College athletics has become such a big business with millions of dollars of television money at stake that the vision of the "student-athlete" has been lost.
It is the rare college athlete who is gifted enough to play professional sports. Those that fail without receiving a true education have a long, difficult road ahead of them. It is unfair for universities to use athletes as revenue-producers and give them false hopes when they know the students cannot comprehend college-level courses.
On the other hand, students going to college merely as a step to possibly reaching the pros are cheating themselves if they do not pursue a degree.
Enrolling students to play sports who would otherwise not gain acceptance to college cheapens the achievement of so many true student-athletes who compete at high skill levels as well as complete their college educations.

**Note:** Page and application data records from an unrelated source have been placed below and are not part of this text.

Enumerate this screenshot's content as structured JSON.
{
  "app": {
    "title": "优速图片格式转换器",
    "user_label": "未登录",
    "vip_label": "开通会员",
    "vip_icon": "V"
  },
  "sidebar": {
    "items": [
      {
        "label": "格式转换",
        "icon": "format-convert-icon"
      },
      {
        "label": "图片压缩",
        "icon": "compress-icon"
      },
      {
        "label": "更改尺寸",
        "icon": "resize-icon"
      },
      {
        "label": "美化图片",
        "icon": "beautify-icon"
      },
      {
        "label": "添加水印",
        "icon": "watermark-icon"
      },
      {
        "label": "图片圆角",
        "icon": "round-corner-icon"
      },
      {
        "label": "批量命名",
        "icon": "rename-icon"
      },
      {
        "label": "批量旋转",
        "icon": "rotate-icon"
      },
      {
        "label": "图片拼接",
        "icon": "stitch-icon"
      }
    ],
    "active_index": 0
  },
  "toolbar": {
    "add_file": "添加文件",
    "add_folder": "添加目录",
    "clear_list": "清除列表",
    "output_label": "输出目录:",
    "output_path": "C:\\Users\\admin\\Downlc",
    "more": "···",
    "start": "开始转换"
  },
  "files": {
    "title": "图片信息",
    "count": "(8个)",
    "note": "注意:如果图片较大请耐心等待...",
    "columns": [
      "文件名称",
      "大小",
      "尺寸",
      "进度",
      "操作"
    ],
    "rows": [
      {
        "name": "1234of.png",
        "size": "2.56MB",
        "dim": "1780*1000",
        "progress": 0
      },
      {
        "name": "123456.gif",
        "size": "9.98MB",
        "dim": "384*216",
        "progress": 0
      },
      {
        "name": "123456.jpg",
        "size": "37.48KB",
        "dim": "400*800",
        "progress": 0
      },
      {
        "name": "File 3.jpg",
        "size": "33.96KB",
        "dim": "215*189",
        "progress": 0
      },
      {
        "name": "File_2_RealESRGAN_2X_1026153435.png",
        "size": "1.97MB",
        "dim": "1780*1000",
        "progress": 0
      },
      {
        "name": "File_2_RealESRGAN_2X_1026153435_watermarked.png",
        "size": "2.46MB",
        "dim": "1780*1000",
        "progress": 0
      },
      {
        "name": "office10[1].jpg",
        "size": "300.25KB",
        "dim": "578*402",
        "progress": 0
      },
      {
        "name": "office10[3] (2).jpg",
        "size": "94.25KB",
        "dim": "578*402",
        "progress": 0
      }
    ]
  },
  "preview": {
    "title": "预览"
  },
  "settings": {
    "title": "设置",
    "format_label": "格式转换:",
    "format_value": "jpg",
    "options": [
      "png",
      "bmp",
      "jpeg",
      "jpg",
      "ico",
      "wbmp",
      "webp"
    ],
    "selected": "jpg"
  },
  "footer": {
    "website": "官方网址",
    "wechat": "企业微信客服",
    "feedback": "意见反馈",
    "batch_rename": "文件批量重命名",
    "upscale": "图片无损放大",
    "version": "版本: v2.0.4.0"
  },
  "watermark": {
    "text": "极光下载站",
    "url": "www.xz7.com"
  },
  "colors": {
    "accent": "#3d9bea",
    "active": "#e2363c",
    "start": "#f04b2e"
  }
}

Fair standards must be established to enable qualified students to receive athletic scholarships and, ultimately, college degrees.
E. Mitchell Arion, Goldsboro
On Sept. 2, Sun columnist Ken Rosenthal wrote that "the month of September is again devoted to the pursuit of Ripken milestones rather than a pennant."
Thank you, Ken!
Is anybody else awake out there? When the organization changes its name back to the Baltimore Orioles from the "Cal Ripken Orioles," the club will be a contender again.
On Sept. 3, Sun columnist John Eisenberg wrote about Cal as "a player who defined an entire era for the Orioles."
He sure did. Grab all the personal achievements you can at the expense of winning pennants. The Orioles haven't played in a World Series since 1983.
Scott Polyniak, Lake Shore
Baines will return
Harold Baines is gone but not forgotten. Out of Baltimore, Baines is playing for a contending team, the Cleveland Indians, for which he is most happy with the possibility of participating in a World Series.
His presence on and off the field will be felt because of his enthusiasm for the game.
We wish him well. But Baines, like Eddie Murray, will return someday to complete his playing days in an Orioles uniform thanks to the good heart of Peter Angelos.
Edward R. Platt, Randallstown
I'm a die-hard Orioles fan, but with the Orioles out of it for this year, I'm rooting for the Cincinnati Reds and the Oakland Athletics to make the playoffs.
It would be good for the game to have a team with a small payroll win it all.
Bob Townsley, Eldersburg
Who are these guys?
We have met the future of the Orioles, and it is Jesse Garcia, Eugene Kingsale, Matt Riley, Ryan Minor, Mike Timlin, Delino DeShields, Mike Figga, Rich Amaral and Albert Belle.
How did this happen?
Mel Tansill , Catonsville